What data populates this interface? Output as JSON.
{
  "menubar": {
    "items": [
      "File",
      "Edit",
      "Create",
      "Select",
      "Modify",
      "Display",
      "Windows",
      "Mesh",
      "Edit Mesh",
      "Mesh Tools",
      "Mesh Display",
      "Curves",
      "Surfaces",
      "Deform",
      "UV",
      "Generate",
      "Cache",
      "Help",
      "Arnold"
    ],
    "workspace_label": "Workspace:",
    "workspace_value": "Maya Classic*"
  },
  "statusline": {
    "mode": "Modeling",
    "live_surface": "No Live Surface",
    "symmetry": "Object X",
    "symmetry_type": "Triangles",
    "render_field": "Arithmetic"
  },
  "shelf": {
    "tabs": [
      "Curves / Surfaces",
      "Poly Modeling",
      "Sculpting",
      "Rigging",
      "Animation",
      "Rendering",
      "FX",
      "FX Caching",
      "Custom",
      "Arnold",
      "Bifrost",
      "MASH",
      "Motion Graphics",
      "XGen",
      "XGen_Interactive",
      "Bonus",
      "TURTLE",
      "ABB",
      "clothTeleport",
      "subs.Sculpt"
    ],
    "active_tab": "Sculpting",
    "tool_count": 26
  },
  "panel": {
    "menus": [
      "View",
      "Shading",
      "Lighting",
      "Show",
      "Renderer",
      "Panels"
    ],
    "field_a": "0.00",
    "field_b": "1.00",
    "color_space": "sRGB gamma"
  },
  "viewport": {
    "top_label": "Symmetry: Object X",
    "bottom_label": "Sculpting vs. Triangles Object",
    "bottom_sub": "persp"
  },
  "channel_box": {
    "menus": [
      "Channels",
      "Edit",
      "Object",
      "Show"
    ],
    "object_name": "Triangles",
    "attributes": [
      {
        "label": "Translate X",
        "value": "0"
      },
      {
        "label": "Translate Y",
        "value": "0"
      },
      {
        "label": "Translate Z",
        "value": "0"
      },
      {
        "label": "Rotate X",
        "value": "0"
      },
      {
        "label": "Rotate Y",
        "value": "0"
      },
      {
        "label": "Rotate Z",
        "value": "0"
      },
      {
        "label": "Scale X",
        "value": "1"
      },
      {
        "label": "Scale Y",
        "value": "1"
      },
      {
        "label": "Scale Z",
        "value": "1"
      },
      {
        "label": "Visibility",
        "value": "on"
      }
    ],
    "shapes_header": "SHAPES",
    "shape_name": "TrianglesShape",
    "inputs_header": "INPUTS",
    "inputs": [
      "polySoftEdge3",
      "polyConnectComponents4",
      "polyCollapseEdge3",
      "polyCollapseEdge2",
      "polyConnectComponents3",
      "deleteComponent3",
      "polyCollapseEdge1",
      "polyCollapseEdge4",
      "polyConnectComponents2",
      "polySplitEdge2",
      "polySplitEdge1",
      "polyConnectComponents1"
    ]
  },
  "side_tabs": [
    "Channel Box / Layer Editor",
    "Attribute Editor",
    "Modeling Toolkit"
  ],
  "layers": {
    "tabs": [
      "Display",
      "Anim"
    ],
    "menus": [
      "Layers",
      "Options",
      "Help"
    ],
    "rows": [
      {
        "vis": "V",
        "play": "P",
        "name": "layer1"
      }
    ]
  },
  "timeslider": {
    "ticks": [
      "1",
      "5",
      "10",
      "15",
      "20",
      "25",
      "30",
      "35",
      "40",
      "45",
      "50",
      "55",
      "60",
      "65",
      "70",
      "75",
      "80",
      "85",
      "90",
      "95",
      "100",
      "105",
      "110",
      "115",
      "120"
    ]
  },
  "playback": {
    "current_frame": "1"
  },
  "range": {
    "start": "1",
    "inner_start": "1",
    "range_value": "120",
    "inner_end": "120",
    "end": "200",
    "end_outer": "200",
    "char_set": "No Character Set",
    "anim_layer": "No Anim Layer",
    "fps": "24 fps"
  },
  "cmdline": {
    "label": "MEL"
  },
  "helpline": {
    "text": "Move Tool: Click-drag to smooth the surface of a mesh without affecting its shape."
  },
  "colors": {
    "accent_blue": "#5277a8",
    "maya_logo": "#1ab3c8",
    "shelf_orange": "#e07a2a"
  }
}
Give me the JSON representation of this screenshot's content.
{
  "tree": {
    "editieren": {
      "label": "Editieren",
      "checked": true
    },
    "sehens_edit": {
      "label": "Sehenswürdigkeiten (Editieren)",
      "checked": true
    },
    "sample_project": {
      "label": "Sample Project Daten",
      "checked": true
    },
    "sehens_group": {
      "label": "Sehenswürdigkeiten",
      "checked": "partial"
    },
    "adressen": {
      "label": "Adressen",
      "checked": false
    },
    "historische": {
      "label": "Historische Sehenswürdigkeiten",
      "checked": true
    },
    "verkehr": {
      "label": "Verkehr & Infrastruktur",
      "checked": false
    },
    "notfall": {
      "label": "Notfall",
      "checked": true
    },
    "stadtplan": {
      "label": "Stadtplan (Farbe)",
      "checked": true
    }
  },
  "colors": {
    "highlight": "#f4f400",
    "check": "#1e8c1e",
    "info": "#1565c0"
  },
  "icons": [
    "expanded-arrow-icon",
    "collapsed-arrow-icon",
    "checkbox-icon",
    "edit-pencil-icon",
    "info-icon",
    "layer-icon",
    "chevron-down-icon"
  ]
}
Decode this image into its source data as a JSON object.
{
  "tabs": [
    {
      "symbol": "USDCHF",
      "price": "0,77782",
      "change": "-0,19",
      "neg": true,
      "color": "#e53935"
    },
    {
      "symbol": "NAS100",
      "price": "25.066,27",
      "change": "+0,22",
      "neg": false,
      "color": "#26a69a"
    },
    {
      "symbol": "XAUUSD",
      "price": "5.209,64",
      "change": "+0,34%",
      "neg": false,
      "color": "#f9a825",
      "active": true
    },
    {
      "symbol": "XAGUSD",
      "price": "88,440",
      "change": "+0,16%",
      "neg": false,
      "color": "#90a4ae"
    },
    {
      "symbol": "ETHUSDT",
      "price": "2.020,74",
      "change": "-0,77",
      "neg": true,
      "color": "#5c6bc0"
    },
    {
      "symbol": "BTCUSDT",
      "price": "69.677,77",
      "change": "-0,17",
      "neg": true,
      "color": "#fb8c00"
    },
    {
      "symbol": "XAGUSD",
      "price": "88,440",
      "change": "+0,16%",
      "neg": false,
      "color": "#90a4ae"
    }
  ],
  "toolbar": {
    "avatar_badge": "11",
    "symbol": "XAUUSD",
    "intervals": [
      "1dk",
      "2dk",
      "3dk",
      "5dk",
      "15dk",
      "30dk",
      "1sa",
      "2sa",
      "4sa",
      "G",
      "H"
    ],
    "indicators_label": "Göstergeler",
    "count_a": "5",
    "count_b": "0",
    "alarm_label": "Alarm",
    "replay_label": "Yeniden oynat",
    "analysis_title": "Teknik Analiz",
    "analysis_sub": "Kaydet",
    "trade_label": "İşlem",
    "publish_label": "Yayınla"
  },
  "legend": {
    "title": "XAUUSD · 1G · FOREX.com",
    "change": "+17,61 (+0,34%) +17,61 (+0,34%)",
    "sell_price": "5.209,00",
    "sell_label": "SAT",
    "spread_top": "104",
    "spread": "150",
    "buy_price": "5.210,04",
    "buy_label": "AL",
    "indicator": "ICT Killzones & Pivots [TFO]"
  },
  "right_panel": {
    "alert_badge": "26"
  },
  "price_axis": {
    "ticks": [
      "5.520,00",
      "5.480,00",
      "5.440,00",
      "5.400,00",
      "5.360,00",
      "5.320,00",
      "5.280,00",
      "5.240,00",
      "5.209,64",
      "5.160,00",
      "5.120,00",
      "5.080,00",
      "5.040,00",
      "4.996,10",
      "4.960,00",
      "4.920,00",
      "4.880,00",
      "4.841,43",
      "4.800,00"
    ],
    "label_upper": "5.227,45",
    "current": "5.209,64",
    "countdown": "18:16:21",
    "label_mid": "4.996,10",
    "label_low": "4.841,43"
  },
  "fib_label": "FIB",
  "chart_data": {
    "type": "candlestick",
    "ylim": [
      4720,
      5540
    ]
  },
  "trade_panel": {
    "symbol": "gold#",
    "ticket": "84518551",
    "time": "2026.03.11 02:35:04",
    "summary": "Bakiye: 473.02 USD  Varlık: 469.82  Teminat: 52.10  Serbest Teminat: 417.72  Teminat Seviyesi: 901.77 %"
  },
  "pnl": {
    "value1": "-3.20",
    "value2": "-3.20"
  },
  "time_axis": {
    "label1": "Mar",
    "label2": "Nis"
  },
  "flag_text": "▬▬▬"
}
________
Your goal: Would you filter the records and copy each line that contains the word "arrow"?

Written answer:
    "expanded-arrow-icon",
    "collapsed-arrow-icon",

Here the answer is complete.